- Never lean the entire slide or the separated parts against a wall or anywhere they might fall or be knocked over.
- Never lay the entire slide or the separated parts on the floor or across
a chair or couch, where someone may step or sit on them.
- Always put the separate part on a flat, solid surface, even if you have
to put the outer slide back in the case while you work on the inner
At one time slide oil was used by almost every beginner and even by some professionals, and it still comes packaged with many new trombones. Oil has the advantage of being easy to apply and less messy than slide cream, which is applied by rubbing it on the inner slide tubes with your fingers. Oil also doesn't require that you use water from a spray bottle to keep the slide slick.
It's time to wipe the inner slide clean.
Hold the tube you're going to wipe at the top of the slide brace, where it joins the tube. Using your other hand, wipe the tube from top to bottom with a non-abrasive cloth or towel. It's OK to squeeze the tube with your wiping hand to apply some pressure, but be careful not to twist or push the tube either toward or away from the opposite tube while you wipe: it doesn't take much pressure to put a slide out of alignment. Once you've wiped down the first tube, reverse the slide so that you're grasping the other tube at the top and again wipe from top to bottom.
Now that your inner slide tubes are clean, it's time to apply new oil. Most of what is listed below also applies to putting on other lubricants, but there are differences in the steps, so don't skip any!
1. Lay your inner slide across your lap or hold it parallel to the floor and apply just a couple of drops of oil to the slide stockings -- the raised part of the tube at the bottom. This will allow the oil to roll around to the other side of the stocking.
2. Slide the inner slide into the outer slide, being careful not to twist or otherwise jam the inner slide into the outer slide. (Make sure your spit valve is on the bottom! Although some professional trombones have top and bottom tubes that are different sizes, most student trombones and many professional ones have tubes that are the same size. It's easy to reverse them.)
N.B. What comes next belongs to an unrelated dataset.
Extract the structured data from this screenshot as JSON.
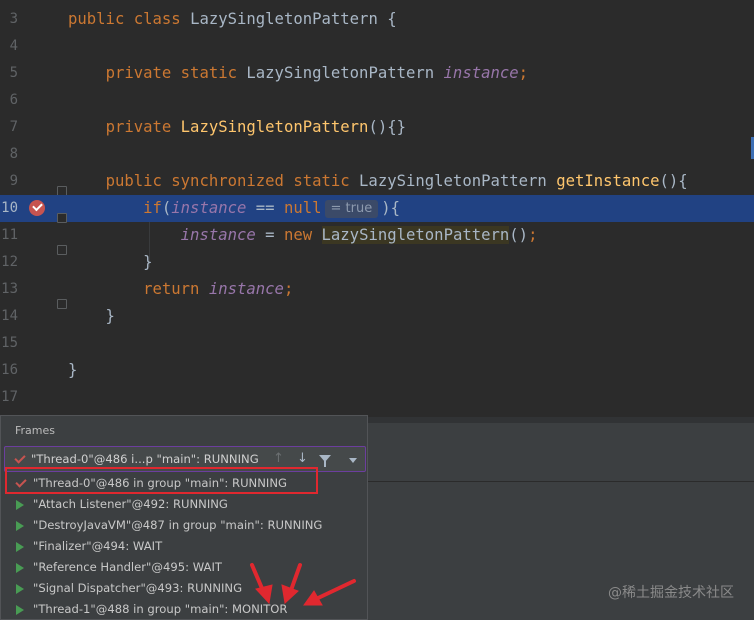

3. Operate the slide a few times.
4. Place the spit valve end of the slide on the floor and pull the inner slides up a few inches. Place a few more drops of oil on each inner tube and operate the slide again.
5. Assemble your horn and play!
NOTE: If your slide sounds or feels scratchy or if the slide
drags slightly anywhere in its travel, it's probably a candidate for a
Two of the most popular brands of slide creams are Trombotine, which
comes in a small tube like toothpaste, and SuperSlick, which comes in a
plastic jar. Slide cream takes slightly longer to apply and demands more
attention to detail than oil does, and the process is messier than
using oil. However, most players agree that cream last longer between
applications than oil, and many also think it makes the slide work more
smoothly. In addition to cream, you'll need a slide sprayer bottle,
which costs just a few dollars. Some players recommend using distilled
water, but tap water will do. When you're ready to apply cream, first go
back and read the three steps under
Caution!, above. Then proceed to step 1, below:
1. Lay your inner slide across your lap or hold it parallel to the
floor. Place a small amount of slide cream on the tip of your index
finger. Dab the cream along the stocking of one of the tubes. Now,
pinching the slide tube between your thumb and index finger, rub the
cream around the tube, all the way to the top. Really stretch the cream
out -- you should not be able to see any white residue on the tube when
you are done.
2. Repeat step 1 on the other tube.
3. Slide the inner slide into the outer slide, being careful not to twist or otherwise jam the inner slide into the outer slide.
4. Operate the slide a few times.
5. Place the spit valve end of the slide on the floor and
pull the inner slides up until you can see the stockings. Don't pull
the inner slide out of the outer slide, and make sure you don't apply
any pressure at the ends of the stockings! Spray the inner tubes at the
stockings with the water from your bottle and work the slide again. You
can respray your slide as often as is needed.
6. Assemble your horn and play!